We caught up with PBS Idea Channel on YouTube when they did an episode called “Are You a Hipster?” It’s a show that examines the connections between pop culture, technology and art. Mike Rugnetta posts new videos every other Wednesday.
A few weeks ago, the ran an episode entitled, ‘Why Were People & Critics So Infatuated With Frozen?” wherein they posited that much of the aftermarket engagement with the film was fueled by its structural conceits.
Frozen launched all of those think pieces not only because of its beauty, but because of its complexity Frozen is, in essence, something of a fairy tale, or at least a fairy tale that critiques fairy tale that critiques fairy tales through its use of the usual fairy tale tropes.
Here, I’ll let it speak for itself:
One of the things I like best about it is the dizzying way it continually exceeds my expectations. I’ve talked about Olaf’s metafictional function within the story, for example.

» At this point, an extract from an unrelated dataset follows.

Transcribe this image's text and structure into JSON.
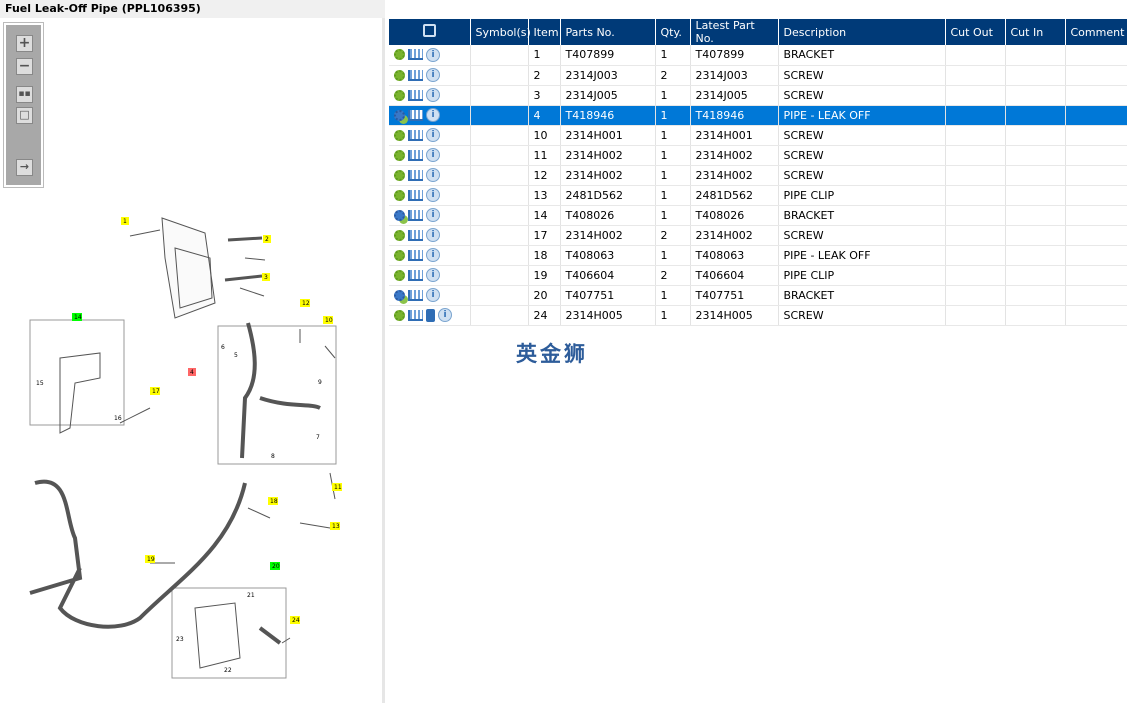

It helps explain why I’m able to maintain this level of engagement with it when the common position of parents vis-à-vis children’s entertainment is supposed to be one of weary endurance. Fictive genre metacommentary’s right up my alley. It can go on the shelf next to The Magicians Trilogy and The Kingkiller Chronicle or even Once Upon a Time.
Interesting comments on episodes are highlighted at the end of the following episode. Here’s a link to those for “Why Were People & Critics So Infatuated With Frozen?”